    Charlotte and I were deeply sorry to learn about Russ’s passing. Russ was among the first faculty members I met upon arriving at Carleton in 1960. At our first meeting he let me know that he'd been a graduate school reader of my papers when I was a Sociology major at Yale. As a colleague of his for many years at Carleton, we developed a genuine camaraderie and respect for each other even during the hectic years of student protest in which we usually agreed about the central issues but sometimes differed with regard to how these should be handled. Respect and affection in our relationship, however, never wavered. One central issue was the need to diversify the curriculum and therefore the faculty in the areas of cross-cultural studies and in particular course work and off-campus studies in Asia. Both he and I helped to create and develop emphases in South Asia—both India and Sri Lanka. Russ was among the best conversationalists I have ever known. He was in many ways incredibly gifted in learning and speaking languages—not only French, Italian and Spanish, but also in later years Hindi. This included his gesticulations which embellished his ability to communicate. In the best sense of the word, Russ was a bon vivant. He had a zest for life, and this was contagious in his collegiality with people from different backgrounds. While a minor trait among his many attributes, Russ also presented even in his appearance a dapper style. In a certain sense, he was a "complete angler". One could on and on, and others will, but I felt very close to this lively, engaging, well-read, and perceptive human being. In many ways, he helped to shape the thinking and values of a large circle of people in a number of societies. Indeed, I loved the man and was excited a year or ao ago to hear that he might move back to Northfield and even live at Village on the Cannon, in which many retirees from both colleges in Northfield have decided to settle. He and Carol would have added a great deal to the already stimulating mix that exists at this location. Our sympathies, of course, to you, Carol, as well as to Mark and Peter. How he will be missed. Bardwell and Charlotte Smith

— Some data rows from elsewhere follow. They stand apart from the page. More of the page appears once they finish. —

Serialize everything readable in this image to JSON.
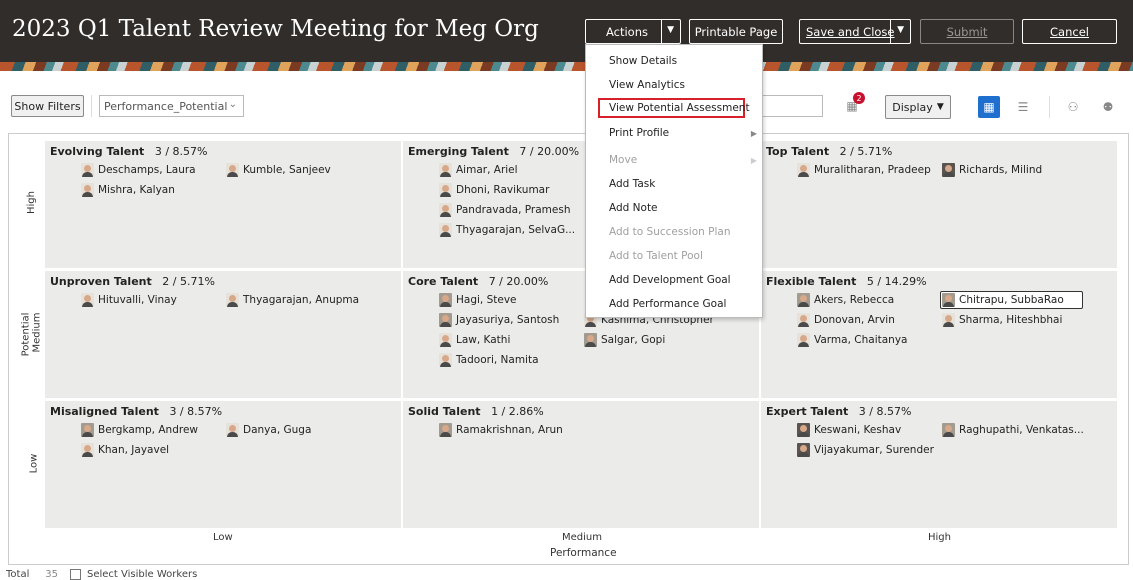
{
  "header": {
    "title": "2023 Q1 Talent Review Meeting for Meg Org",
    "actions_label": "Actions",
    "printable_label": "Printable Page",
    "save_close_label": "Save and Close",
    "submit_label": "Submit",
    "cancel_label": "Cancel"
  },
  "toolbar": {
    "show_filters": "Show Filters",
    "layout_select": "Performance_Potential",
    "notification_count": "2",
    "display_label": "Display"
  },
  "actions_menu": {
    "items": [
      {
        "label": "Show Details",
        "enabled": true
      },
      {
        "label": "View Analytics",
        "enabled": true
      },
      {
        "label": "View Potential Assessment",
        "enabled": true,
        "highlighted": true
      },
      {
        "label": "Print Profile",
        "enabled": true,
        "submenu": true
      },
      {
        "label": "Move",
        "enabled": false,
        "submenu": true
      },
      {
        "label": "Add Task",
        "enabled": true
      },
      {
        "label": "Add Note",
        "enabled": true
      },
      {
        "label": "Add to Succession Plan",
        "enabled": false
      },
      {
        "label": "Add to Talent Pool",
        "enabled": false
      },
      {
        "label": "Add Development Goal",
        "enabled": true
      },
      {
        "label": "Add Performance Goal",
        "enabled": true
      }
    ]
  },
  "grid": {
    "y_axis_label": "Potential",
    "x_axis_label": "Performance",
    "y_levels": [
      "High",
      "Medium",
      "Low"
    ],
    "x_levels": [
      "Low",
      "Medium",
      "High"
    ],
    "boxes": [
      {
        "name": "Evolving Talent",
        "stat": "3 / 8.57%",
        "workers": [
          "Deschamps, Laura",
          "Kumble, Sanjeev",
          "Mishra, Kalyan"
        ]
      },
      {
        "name": "Emerging Talent",
        "stat": "7 / 20.00%",
        "workers": [
          "Aimar, Ariel",
          "Dhoni, Ravikumar",
          "Pandravada, Pramesh",
          "Thyagarajan, SelvaG..."
        ]
      },
      {
        "name": "Top Talent",
        "stat": "2 / 5.71%",
        "workers": [
          "Muralitharan, Pradeep",
          "Richards, Milind"
        ]
      },
      {
        "name": "Unproven Talent",
        "stat": "2 / 5.71%",
        "workers": [
          "Hituvalli, Vinay",
          "Thyagarajan, Anupma"
        ]
      },
      {
        "name": "Core Talent",
        "stat": "7 / 20.00%",
        "workers": [
          "Hagi, Steve",
          "Jayasuriya, Santosh",
          "Kashima, Christopher",
          "Law, Kathi",
          "Salgar, Gopi",
          "Tadoori, Namita"
        ]
      },
      {
        "name": "Flexible Talent",
        "stat": "5 / 14.29%",
        "workers": [
          "Akers, Rebecca",
          "Chitrapu, SubbaRao",
          "Donovan, Arvin",
          "Sharma, Hiteshbhai",
          "Varma, Chaitanya"
        ]
      },
      {
        "name": "Misaligned Talent",
        "stat": "3 / 8.57%",
        "workers": [
          "Bergkamp, Andrew",
          "Danya, Guga",
          "Khan, Jayavel"
        ]
      },
      {
        "name": "Solid Talent",
        "stat": "1 / 2.86%",
        "workers": [
          "Ramakrishnan, Arun"
        ]
      },
      {
        "name": "Expert Talent",
        "stat": "3 / 8.57%",
        "workers": [
          "Keswani, Keshav",
          "Raghupathi, Venkatas...",
          "Vijayakumar, Surender"
        ]
      }
    ]
  },
  "footer": {
    "total_label": "Total",
    "total_value": "35",
    "select_visible": "Select Visible Workers"
  }
}
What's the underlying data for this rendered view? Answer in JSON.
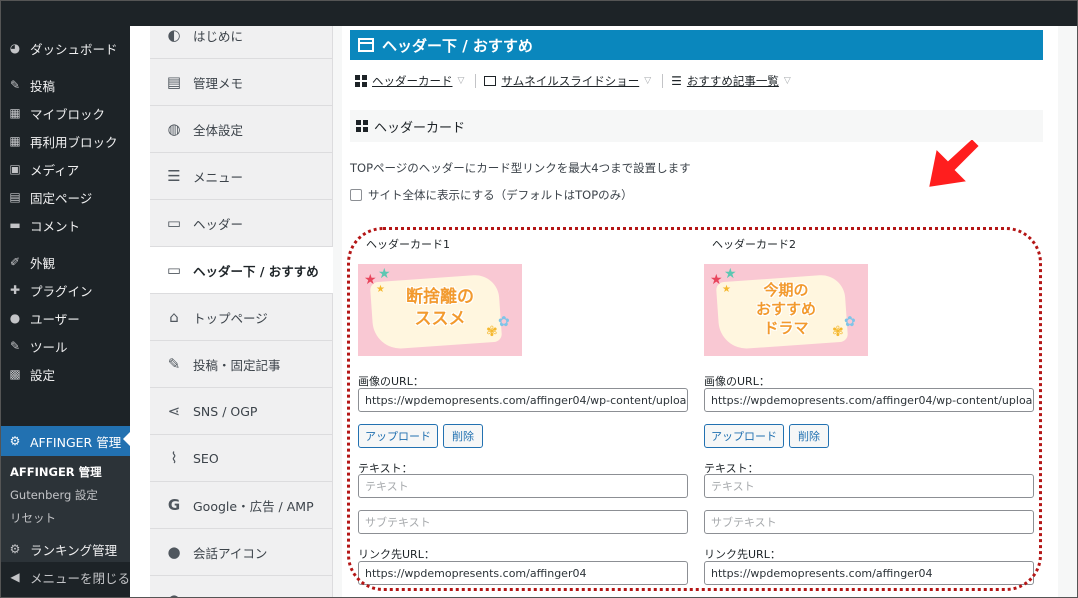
{
  "wp_sidebar": {
    "items": [
      {
        "label": "ダッシュボード",
        "icon": "dashboard-icon",
        "glyph": "◕"
      },
      {
        "label": "投稿",
        "icon": "pin-icon",
        "glyph": "✎"
      },
      {
        "label": "マイブロック",
        "icon": "blocks-icon",
        "glyph": "▦"
      },
      {
        "label": "再利用ブロック",
        "icon": "blocks-icon",
        "glyph": "▦"
      },
      {
        "label": "メディア",
        "icon": "media-icon",
        "glyph": "▣"
      },
      {
        "label": "固定ページ",
        "icon": "page-icon",
        "glyph": "▤"
      },
      {
        "label": "コメント",
        "icon": "comment-icon",
        "glyph": "▬"
      },
      {
        "label": "外観",
        "icon": "brush-icon",
        "glyph": "✐"
      },
      {
        "label": "プラグイン",
        "icon": "plugin-icon",
        "glyph": "✚"
      },
      {
        "label": "ユーザー",
        "icon": "user-icon",
        "glyph": "●"
      },
      {
        "label": "ツール",
        "icon": "wrench-icon",
        "glyph": "✎"
      },
      {
        "label": "設定",
        "icon": "settings-icon",
        "glyph": "▩"
      },
      {
        "label": "AFFINGER 管理",
        "icon": "gear-icon",
        "glyph": "⚙",
        "current": true
      },
      {
        "label": "ランキング管理",
        "icon": "gear-icon",
        "glyph": "⚙"
      },
      {
        "label": "メニューを閉じる",
        "icon": "collapse-icon",
        "glyph": "◀"
      }
    ],
    "submenu": [
      "AFFINGER 管理",
      "Gutenberg 設定",
      "リセット"
    ]
  },
  "plugin_nav": {
    "items": [
      {
        "label": "はじめに",
        "icon": "beginner-icon",
        "glyph": "◐"
      },
      {
        "label": "管理メモ",
        "icon": "memo-icon",
        "glyph": "▤"
      },
      {
        "label": "全体設定",
        "icon": "palette-icon",
        "glyph": "◍"
      },
      {
        "label": "メニュー",
        "icon": "menu-icon",
        "glyph": "☰"
      },
      {
        "label": "ヘッダー",
        "icon": "header-icon",
        "glyph": "▭"
      },
      {
        "label": "ヘッダー下 / おすすめ",
        "icon": "header-below-icon",
        "glyph": "▭",
        "active": true
      },
      {
        "label": "トップページ",
        "icon": "home-icon",
        "glyph": "⌂"
      },
      {
        "label": "投稿・固定記事",
        "icon": "edit-icon",
        "glyph": "✎"
      },
      {
        "label": "SNS / OGP",
        "icon": "share-icon",
        "glyph": "⋖"
      },
      {
        "label": "SEO",
        "icon": "chart-icon",
        "glyph": "⌇"
      },
      {
        "label": "Google・広告 / AMP",
        "icon": "google-icon",
        "glyph": "G"
      },
      {
        "label": "会話アイコン",
        "icon": "chat-icon",
        "glyph": "●"
      }
    ]
  },
  "page": {
    "title": "ヘッダー下 / おすすめ",
    "tabs": [
      "ヘッダーカード",
      "サムネイルスライドショー",
      "おすすめ記事一覧"
    ],
    "section_title": "ヘッダーカード",
    "description": "TOPページのヘッダーにカード型リンクを最大4つまで設置します",
    "checkbox_label": "サイト全体に表示にする（デフォルトはTOPのみ）"
  },
  "cards": [
    {
      "title": "ヘッダーカード1",
      "image_text": [
        "断捨離の",
        "ススメ"
      ],
      "image_url_label": "画像のURL：",
      "image_url": "https://wpdemopresents.com/affinger04/wp-content/uploads/",
      "upload_label": "アップロード",
      "delete_label": "削除",
      "text_label": "テキスト：",
      "text_placeholder": "テキスト",
      "subtext_placeholder": "サブテキスト",
      "link_label": "リンク先URL：",
      "link_url": "https://wpdemopresents.com/affinger04"
    },
    {
      "title": "ヘッダーカード2",
      "image_text": [
        "今期の",
        "おすすめ",
        "ドラマ"
      ],
      "image_url_label": "画像のURL：",
      "image_url": "https://wpdemopresents.com/affinger04/wp-content/uploads/",
      "upload_label": "アップロード",
      "delete_label": "削除",
      "text_label": "テキスト：",
      "text_placeholder": "テキスト",
      "subtext_placeholder": "サブテキスト",
      "link_label": "リンク先URL：",
      "link_url": "https://wpdemopresents.com/affinger04"
    }
  ],
  "colors": {
    "accent": "#0a87bd",
    "wp_dark": "#1d2327",
    "highlight": "#b41616",
    "arrow": "#ff1e1e"
  }
}
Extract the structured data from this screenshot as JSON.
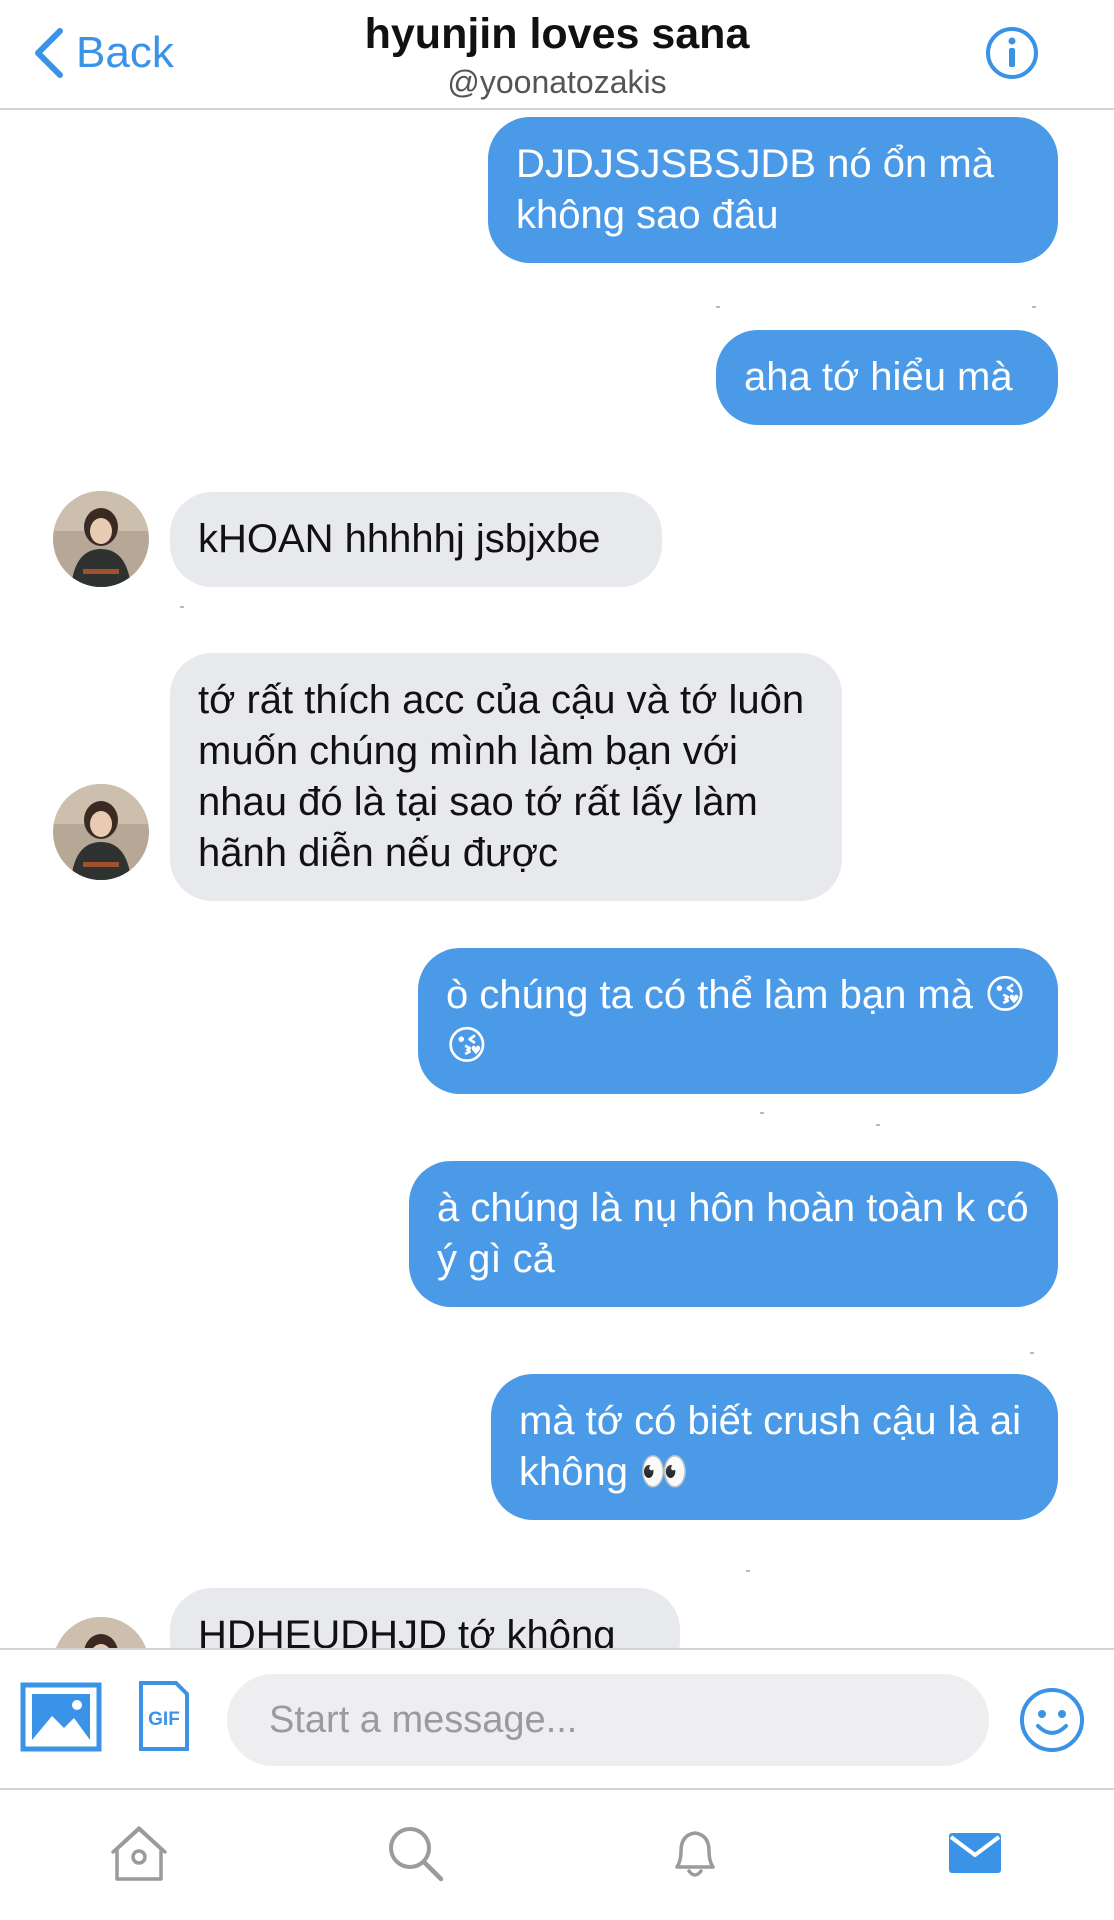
{
  "header": {
    "back_label": "Back",
    "title": "hyunjin loves sana",
    "handle": "@yoonatozakis"
  },
  "messages": [
    {
      "direction": "sent",
      "text": "DJDJSJSBSJDB nó ổn mà không sao đâu"
    },
    {
      "direction": "sent",
      "text": "aha tớ hiểu mà"
    },
    {
      "direction": "received",
      "text": "kHOAN hhhhhj jsbjxbe"
    },
    {
      "direction": "received",
      "text": "tớ rất thích acc của cậu và tớ luôn muốn chúng mình làm bạn với nhau đó là tại sao tớ rất lấy làm hãnh diễn nếu được"
    },
    {
      "direction": "sent",
      "text": "ò chúng ta có thể làm bạn mà 😘 😘"
    },
    {
      "direction": "sent",
      "text": "à chúng là nụ hôn hoàn toàn k có ý gì cả"
    },
    {
      "direction": "sent",
      "text": "mà tớ có biết crush cậu là ai không 👀"
    },
    {
      "direction": "received",
      "text": "HDHEUDHJD tớ không"
    }
  ],
  "composer": {
    "placeholder": "Start a message...",
    "gif_label": "GIF"
  },
  "tabs": [
    {
      "name": "home",
      "icon": "home-icon",
      "active": false
    },
    {
      "name": "search",
      "icon": "search-icon",
      "active": false
    },
    {
      "name": "notifications",
      "icon": "bell-icon",
      "active": false
    },
    {
      "name": "messages",
      "icon": "mail-icon",
      "active": true
    }
  ],
  "colors": {
    "accent": "#4a9ae8",
    "received_bubble": "#e8e9ed",
    "icon_gray": "#9a9a9f"
  }
}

  • 2020-07-28 18:34:17
    Jim Anthony ‘71

    Mr. Langworthy introduced me to the concepts of sociology and anthropology in my first course on these fields of study. I have have carried what I learned from him for more than 50 years. When the Human Genome Mapping Project was launched, I drew upon the concepts I had learned from him, and with my colleagues in Australia and the US, the complementary Human Envirome Mapping Project emerged. If you Google ‘Human Envirome,’ most of the hits will be mis-spellings of ‘environment’ (e.g., ‘enviroment’), but someone kindly created a Wikipedia page about the ‘Human Envirome’ and you might learn about the idea in that space. But back to Mr. Langworthy and his influence on my career. I have been lucky to be asked to help Ministries of Health in many parts of the world, especially in the western hemisphere, but also out in the western Pacific, and in India, and more recently in the republics that were formed when the USSR broke up (Czech Republic and Georgia). Mr. Langworthy taught me the fundamentals of investigating these societies, with scholarship that reached back into the past centuries (especially the 18th-19th centuries) and forward to our own lifetimes. And then I was lucky to work with three medical sociologists trained by David Mechanic at University of Wisconsin, the result of which encompassed innovations in the study of neighborhoods in the US (NifeTy) and work environments that impinge on health (psychosocial dimensions of work). Mr Langworthy was not my advisor. I took just one course from him at Carleton. But his introduction to sociology and anthropology proved to be crucial in my NIH-focused research career development. I have a deep appreciation for what I learned by taking just one course with him, and I encourage Carleton students to reach out beyond their narrow vocationally oriented focal points in some directions that might not seem pertinent to transitional adulthood. Everything is connected with everything else in ways that might not be appreciated until after a basic introductory course. - Jim